Volume 1, Issue 43
By Angel Zobel-Rodriguez
My favorite line I hear every time someone gets started on the ball of the week is: "Get a (fill in the ball of this week), it RULES." I can remember conversations from a year ago that went exactly the same way, substituting only the name of the bowling ball. Balls the companies no longer manufacture. The reality is that the balls today ALL hit like trucks. They all seem to go longer and they all hook harder.
What really troubles me is that so few people give any regard to quality coaching. People who have trouble picking up spares (sorry, to offend, but a 150 average says there's a definite problem with spares), are talking about $300 pieces of equipment. When I try to be a voice of reason, I hear "But I don't have money for a lessons." The same people who want to know every detail of the next great ball, and will no doubt find a way to re-mortgage their homes or get their allowances docked until the year 2010, won't invest the time or the money to become better bowlers. That's right, I said invest. Bowling balls have a life span these days, they won't last forever. All the resurfacing, baking, bathing or other tricks won't revive a ball once it has done its duty.

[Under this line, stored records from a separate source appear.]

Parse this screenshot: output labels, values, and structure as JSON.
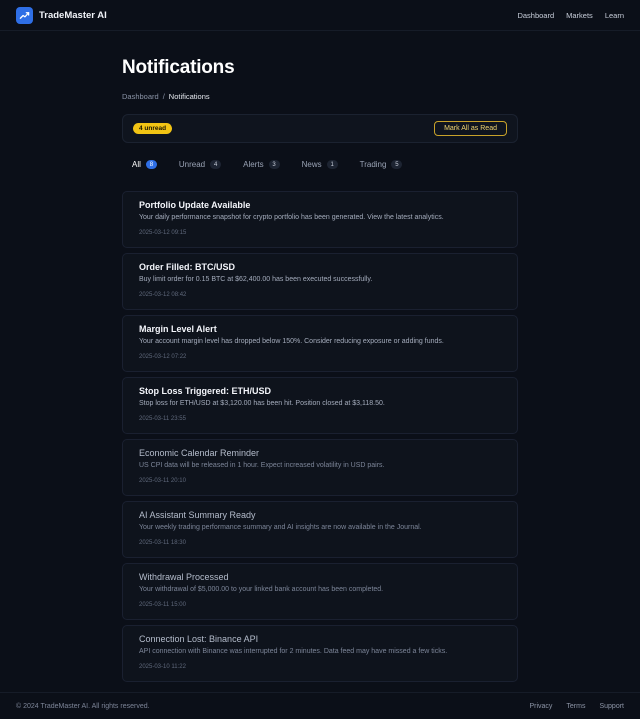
{
  "brand": {
    "name": "TradeMaster AI",
    "logo_icon": "trend-chart-icon",
    "accent": "#2f6fe6"
  },
  "nav": {
    "items": [
      "Dashboard",
      "Markets",
      "Learn"
    ]
  },
  "page": {
    "title": "Notifications",
    "breadcrumb": {
      "root": "Dashboard",
      "separator": "/",
      "current": "Notifications"
    }
  },
  "actions": {
    "unread_badge": "4 unread",
    "mark_all_label": "Mark All as Read"
  },
  "tabs": [
    {
      "label": "All",
      "count": "8",
      "active": true
    },
    {
      "label": "Unread",
      "count": "4"
    },
    {
      "label": "Alerts",
      "count": "3"
    },
    {
      "label": "News",
      "count": "1"
    },
    {
      "label": "Trading",
      "count": "5"
    }
  ],
  "notifications": [
    {
      "title": "Portfolio Update Available",
      "body": "Your daily performance snapshot for crypto portfolio has been generated. View the latest analytics.",
      "time": "2025-03-12 09:15",
      "unread": true
    },
    {
      "title": "Order Filled: BTC/USD",
      "body": "Buy limit order for 0.15 BTC at $62,400.00 has been executed successfully.",
      "time": "2025-03-12 08:42",
      "unread": true
    },
    {
      "title": "Margin Level Alert",
      "body": "Your account margin level has dropped below 150%. Consider reducing exposure or adding funds.",
      "time": "2025-03-12 07:22",
      "unread": true
    },
    {
      "title": "Stop Loss Triggered: ETH/USD",
      "body": "Stop loss for ETH/USD at $3,120.00 has been hit. Position closed at $3,118.50.",
      "time": "2025-03-11 23:55",
      "unread": true
    },
    {
      "title": "Economic Calendar Reminder",
      "body": "US CPI data will be released in 1 hour. Expect increased volatility in USD pairs.",
      "time": "2025-03-11 20:10",
      "unread": false
    },
    {
      "title": "AI Assistant Summary Ready",
      "body": "Your weekly trading performance summary and AI insights are now available in the Journal.",
      "time": "2025-03-11 18:30",
      "unread": false
    },
    {
      "title": "Withdrawal Processed",
      "body": "Your withdrawal of $5,000.00 to your linked bank account has been completed.",
      "time": "2025-03-11 15:00",
      "unread": false
    },
    {
      "title": "Connection Lost: Binance API",
      "body": "API connection with Binance was interrupted for 2 minutes. Data feed may have missed a few ticks.",
      "time": "2025-03-10 11:22",
      "unread": false
    }
  ],
  "footer": {
    "copyright": "© 2024 TradeMaster AI. All rights reserved.",
    "links": [
      "Privacy",
      "Terms",
      "Support"
    ]
  }
}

Lessons are different. Fill that brain with knowledge and the experience of someone else's watchful eyes. When there are times that no ball ever invented would help a bowler to overcome the lane condition he or she is experiencing, coaching can get the bowler through. Coaching and lessons vary greatly in price, and there is a coach for every level. For juniors, certified coaching is often free as part of their leagues. Some houses put on simple programs where bowlers pay for the lineage during open bowling, and someone will walk up and down the lanes to work with the them. Coaching from a pro shop professional/certified bowling instructor ranges from $15 to $50 an hour and up. As bowlers move into the day-long clinics and week-long camps the cost goes higher. All but the most expensive camps are no more than the cost of two or three bowling balls.
That's apparently too expensive for some folks who insist on merely using practice as their means of improvement. And I appreciate that practice is important too. A good coach/pro shop professional in my area tells his students during the lesson if they don't practice between lessons they should be prepared to come back and have the same lesson again next week. But for the new or young, improving bowler to believe that practice alone will do it, I'm reminded of the saying that the doctor who treats himself has a fool for a patient.
I've watched folks "practice" the same mistakes over and over until its ingrained in their game. When they're finally ready to talk to a coach, it will take that much longer to "deprogram" the bad habits. Some of these "self-help" bowlers have boasted that they practice every day. Add up the cost of lineage even at the cheapest rate, and it's expensive. Since most shops have some arrangement with the house in regard to lineage (some coaches give free lineage during lessons), the money they spent just throwing the ball would quickly translate into a few lessons of quality instruction.
The added perk of working with a certified coach/pro shop professional, is that as the bowler improves, when the time comes for a new ball (and it will), the decision can be made by both the bowler and the person who is going to drill it. Often the ball purchase can be packaged with a few lessons so that the arrangement can work out for both sides. That kind of cooperation can only enhance the professional's ability to choose the right equipment and thus help the bowler's performance yet again.
I realize people are busy these days. It's hard to find time to do everything the right way, and not be tempted by the short cuts. Manufacturers sell equipment on the premise that the answer to a bowler's problem is only a bowling ball away. But there are few short cuts in improving bowling performance. Bowlers can get the desired results by a combination of the right equipment, enough practice, and quality instruction. But without the instruction, the road is long. For bowlers who want that short cut, consider investing in yourself as that short cut--invest in lessons.